The call for the Aku Ruo Ulo initiative was fuelled by various factors, including the threat made by the Oba of Lagos to throw the Igbo people into the Atlantic Ocean during the 2015 elections, as well as the subsequent notices from the Arewa Youths to the Igbos to leave the North. These incidents have been seen as wake-up calls by Lawrence Okwuosa and his team, who documented them in their expose titled: “The Post-War Era in Nigeria and the Resilience of Igbo Communal System”.
The obvious discrimination against the Igbo by Buhari’s regime added impetus to the need for Ndigbo to begin to think HOME and Invest Home. The recent burning of markets in Lagos, which destroyed millions of goods belonging to the Igbos, along with the alleged biased demolition of Igbo-owned properties by the Lagos State Government, has led to an increase in calls for Igbos to stop investing in other regions of the country and instead focus on the South-East region.
Even beyond the borders of Nigeria, the same message is being sent. No thanks to the Xenophobia attacks on Nigerians, in South Africa, where those affected were Ndigbo amongst other Nigerian groups. Again, there are rampant cases of flagrant negative profiling of Ndigbo at every given space in some parts of the country. Fresh in the mind is the political persecution of Ndigbo in the same Lagos due to their choice of candidates in the 2023 February and March general elections.
While investing outside one’s land is not a human crime, it is however an act of irresponsibility for one to develop other areas of their abode, this time, other parts of the country of Nigeria, and abandon one’s region.

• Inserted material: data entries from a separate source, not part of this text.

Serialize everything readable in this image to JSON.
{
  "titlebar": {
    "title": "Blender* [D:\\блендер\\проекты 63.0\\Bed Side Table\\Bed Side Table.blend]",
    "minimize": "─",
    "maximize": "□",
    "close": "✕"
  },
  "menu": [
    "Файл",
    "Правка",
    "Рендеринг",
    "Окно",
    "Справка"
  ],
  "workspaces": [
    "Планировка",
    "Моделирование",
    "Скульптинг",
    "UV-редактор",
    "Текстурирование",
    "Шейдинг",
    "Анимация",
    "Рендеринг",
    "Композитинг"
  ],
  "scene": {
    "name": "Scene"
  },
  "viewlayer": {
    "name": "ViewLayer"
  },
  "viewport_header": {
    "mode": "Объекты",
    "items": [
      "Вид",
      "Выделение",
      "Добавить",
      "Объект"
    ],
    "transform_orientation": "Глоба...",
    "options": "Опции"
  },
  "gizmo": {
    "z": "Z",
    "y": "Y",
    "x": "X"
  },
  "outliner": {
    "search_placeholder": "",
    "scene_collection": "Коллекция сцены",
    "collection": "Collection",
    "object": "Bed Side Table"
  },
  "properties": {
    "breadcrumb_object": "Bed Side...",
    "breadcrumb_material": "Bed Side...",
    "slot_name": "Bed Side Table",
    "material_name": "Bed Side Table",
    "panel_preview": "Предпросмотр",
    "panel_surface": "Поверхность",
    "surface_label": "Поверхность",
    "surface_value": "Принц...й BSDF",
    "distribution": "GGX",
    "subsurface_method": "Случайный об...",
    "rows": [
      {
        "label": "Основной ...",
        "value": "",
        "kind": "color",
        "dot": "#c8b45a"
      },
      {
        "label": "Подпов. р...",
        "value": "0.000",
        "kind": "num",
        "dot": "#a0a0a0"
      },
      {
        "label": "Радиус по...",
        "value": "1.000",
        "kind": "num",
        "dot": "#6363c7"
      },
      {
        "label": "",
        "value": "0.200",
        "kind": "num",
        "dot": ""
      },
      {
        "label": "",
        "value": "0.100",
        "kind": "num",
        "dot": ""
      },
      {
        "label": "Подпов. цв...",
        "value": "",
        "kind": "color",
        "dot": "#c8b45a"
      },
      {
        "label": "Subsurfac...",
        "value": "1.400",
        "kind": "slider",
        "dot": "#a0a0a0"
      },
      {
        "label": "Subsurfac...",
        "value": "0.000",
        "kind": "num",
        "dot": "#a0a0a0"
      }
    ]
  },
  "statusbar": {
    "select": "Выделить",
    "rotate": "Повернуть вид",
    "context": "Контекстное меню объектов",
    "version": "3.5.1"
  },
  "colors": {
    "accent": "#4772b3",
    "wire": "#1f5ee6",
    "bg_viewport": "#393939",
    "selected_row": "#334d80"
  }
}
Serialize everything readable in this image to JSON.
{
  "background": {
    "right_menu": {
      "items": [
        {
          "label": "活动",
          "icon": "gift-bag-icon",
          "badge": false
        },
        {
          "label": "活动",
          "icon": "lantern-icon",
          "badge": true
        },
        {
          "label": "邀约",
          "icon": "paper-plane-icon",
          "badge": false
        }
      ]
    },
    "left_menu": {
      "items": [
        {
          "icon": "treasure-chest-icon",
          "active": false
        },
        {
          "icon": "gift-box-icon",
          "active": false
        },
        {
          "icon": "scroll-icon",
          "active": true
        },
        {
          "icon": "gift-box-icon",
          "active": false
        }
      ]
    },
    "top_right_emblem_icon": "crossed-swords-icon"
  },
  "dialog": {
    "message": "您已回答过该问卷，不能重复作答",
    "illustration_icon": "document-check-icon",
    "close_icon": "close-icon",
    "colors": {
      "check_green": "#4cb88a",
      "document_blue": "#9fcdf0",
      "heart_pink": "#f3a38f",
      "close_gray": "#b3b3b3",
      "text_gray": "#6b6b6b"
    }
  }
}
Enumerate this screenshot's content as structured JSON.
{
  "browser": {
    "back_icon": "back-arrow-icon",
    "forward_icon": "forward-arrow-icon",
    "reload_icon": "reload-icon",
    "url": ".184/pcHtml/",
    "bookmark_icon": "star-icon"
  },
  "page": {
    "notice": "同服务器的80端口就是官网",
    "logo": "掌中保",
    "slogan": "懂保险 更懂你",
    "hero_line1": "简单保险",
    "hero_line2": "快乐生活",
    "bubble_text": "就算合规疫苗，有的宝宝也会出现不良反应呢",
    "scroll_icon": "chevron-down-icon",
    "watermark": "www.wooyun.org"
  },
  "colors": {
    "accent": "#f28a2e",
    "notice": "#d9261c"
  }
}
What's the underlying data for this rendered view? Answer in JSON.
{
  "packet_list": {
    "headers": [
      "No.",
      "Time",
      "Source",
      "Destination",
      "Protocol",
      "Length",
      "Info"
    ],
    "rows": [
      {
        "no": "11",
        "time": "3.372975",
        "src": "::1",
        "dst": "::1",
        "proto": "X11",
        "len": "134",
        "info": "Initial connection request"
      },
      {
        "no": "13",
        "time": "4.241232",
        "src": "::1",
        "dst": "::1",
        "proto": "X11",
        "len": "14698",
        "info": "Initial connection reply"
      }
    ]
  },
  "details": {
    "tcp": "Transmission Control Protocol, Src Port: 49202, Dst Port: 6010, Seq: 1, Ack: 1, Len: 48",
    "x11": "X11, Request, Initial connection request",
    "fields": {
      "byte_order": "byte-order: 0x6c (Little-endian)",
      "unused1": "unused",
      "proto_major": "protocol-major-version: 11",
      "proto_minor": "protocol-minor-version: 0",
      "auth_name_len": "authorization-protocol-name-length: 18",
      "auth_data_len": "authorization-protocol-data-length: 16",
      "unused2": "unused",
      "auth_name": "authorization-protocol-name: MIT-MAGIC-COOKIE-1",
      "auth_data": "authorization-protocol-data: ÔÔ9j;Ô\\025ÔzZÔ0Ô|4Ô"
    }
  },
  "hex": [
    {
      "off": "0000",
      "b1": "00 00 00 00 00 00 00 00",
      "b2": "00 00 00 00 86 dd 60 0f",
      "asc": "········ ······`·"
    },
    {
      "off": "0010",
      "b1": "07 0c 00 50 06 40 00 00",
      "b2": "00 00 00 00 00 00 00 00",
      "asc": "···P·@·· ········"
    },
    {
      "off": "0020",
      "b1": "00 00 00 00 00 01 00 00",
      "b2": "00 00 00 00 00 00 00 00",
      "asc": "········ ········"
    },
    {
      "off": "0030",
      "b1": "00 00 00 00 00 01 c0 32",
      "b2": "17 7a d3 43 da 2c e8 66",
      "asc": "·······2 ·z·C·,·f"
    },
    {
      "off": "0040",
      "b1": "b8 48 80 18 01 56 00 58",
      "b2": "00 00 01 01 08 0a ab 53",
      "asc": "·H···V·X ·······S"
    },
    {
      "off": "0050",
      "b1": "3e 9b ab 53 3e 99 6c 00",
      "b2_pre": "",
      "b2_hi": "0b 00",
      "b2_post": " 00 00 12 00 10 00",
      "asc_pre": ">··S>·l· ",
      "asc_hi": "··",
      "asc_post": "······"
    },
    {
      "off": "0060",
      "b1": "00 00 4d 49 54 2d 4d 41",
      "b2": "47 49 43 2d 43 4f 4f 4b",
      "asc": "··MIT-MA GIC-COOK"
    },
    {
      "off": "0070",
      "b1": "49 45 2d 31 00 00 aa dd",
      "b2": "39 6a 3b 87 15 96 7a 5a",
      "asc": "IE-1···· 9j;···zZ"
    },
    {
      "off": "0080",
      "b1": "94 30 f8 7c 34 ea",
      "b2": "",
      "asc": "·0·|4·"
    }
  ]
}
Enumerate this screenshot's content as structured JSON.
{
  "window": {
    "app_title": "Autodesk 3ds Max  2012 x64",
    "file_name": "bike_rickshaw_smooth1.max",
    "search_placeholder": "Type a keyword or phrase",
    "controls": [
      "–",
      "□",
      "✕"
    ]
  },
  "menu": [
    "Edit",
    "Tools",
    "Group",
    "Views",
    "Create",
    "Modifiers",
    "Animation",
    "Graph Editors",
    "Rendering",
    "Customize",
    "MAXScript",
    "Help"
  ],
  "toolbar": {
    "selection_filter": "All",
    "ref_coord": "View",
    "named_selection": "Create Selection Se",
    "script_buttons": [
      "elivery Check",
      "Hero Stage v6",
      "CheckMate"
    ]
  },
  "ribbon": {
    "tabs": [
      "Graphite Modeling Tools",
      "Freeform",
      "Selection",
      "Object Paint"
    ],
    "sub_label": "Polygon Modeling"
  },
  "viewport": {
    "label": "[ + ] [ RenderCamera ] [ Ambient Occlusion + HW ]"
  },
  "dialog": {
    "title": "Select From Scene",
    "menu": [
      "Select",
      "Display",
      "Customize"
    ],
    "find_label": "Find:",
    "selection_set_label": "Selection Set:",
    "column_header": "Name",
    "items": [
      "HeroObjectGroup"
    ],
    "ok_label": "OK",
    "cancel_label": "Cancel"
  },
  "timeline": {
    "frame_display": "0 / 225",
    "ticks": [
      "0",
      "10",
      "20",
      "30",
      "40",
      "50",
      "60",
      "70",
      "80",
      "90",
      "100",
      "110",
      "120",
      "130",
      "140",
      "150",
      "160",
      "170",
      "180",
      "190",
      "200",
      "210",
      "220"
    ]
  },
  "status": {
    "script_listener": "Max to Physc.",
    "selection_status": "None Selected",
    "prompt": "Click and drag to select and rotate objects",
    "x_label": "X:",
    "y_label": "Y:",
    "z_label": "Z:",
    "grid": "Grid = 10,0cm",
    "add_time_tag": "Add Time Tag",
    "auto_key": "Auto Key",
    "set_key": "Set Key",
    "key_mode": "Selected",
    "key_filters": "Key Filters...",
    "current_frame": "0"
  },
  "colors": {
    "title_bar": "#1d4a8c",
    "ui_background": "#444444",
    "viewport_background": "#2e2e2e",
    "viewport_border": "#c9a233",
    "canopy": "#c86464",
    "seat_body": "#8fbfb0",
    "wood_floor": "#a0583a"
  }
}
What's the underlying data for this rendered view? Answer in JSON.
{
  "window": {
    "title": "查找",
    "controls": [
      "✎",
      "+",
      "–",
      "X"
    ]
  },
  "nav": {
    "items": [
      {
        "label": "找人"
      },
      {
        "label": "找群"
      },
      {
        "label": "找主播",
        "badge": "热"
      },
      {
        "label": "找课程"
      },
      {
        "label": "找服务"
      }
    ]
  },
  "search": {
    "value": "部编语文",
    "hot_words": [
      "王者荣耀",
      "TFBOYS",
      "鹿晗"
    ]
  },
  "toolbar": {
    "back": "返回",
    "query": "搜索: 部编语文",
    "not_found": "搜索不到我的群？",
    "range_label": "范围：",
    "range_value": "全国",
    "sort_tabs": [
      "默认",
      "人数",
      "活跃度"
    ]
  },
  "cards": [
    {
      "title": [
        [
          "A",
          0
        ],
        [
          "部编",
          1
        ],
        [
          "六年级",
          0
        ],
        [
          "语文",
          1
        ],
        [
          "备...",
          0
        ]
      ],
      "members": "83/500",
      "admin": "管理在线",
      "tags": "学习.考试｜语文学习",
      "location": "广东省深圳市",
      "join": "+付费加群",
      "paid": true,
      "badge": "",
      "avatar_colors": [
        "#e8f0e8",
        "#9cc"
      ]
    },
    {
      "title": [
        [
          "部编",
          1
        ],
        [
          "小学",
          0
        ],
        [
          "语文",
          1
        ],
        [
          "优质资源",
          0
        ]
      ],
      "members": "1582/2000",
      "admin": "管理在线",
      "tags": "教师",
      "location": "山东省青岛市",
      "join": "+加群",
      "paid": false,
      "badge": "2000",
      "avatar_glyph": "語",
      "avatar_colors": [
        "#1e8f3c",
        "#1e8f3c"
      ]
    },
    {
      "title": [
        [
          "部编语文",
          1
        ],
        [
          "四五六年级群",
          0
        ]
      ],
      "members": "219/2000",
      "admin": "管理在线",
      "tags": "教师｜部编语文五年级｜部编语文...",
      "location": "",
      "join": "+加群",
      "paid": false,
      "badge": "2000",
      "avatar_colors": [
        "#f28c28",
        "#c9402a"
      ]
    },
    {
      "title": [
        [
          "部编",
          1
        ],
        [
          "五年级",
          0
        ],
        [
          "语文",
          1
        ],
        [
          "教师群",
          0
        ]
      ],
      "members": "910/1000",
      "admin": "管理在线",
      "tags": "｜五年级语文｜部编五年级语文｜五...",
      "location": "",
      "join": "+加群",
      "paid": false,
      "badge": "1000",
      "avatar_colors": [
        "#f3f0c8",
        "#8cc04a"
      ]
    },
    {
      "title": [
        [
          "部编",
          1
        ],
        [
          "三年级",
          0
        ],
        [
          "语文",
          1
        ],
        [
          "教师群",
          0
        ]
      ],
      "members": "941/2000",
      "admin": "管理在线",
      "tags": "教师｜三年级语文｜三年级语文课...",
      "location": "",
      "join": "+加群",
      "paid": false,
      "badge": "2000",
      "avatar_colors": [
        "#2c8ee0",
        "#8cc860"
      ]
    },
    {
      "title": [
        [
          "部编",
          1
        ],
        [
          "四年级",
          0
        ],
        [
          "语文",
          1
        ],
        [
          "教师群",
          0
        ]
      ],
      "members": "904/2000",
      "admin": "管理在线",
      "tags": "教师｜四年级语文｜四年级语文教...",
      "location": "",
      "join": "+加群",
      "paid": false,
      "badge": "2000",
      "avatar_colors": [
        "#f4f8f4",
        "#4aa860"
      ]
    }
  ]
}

One of the obvious implications of this sad reality is that the region continues producing a population under a destitute economic environment that compels the youths of the land to migrate to other areas, including abroad in search of greener pastures. Nigerians from other regions are not attracted to reside in Igbo land and invest in its economy because of the obvious lack in economic attractions.
However, certain challenges need to be addressed to successfully give the Aku Ruo Ulo philosophy the wings to fly. These challenges include issues of political will, lack of effective leadership, and the proliferation of arms and ammunition across the South-East geo-political zone.
In evaluating the state of affairs in the South-East, with regards to the festering security challenges, keen watchers of the unfolding political developments in the region say that the Aku Ruo Ulo initiative cannot thrive under the ferocious festering security challenges prevailing and pervading the entires South-East. For the initiative to get its hands on the ball, an atmosphere of peace must be achieved. Not to do so is “like a stone wasted on the field without becoming a part of any edifice”
Story by, CHARLES OZOEMENA,
Report by, Chibuike Ezekwesili
News Editor: Okuh Clement Ikeme
Published by, Odoh Ngozi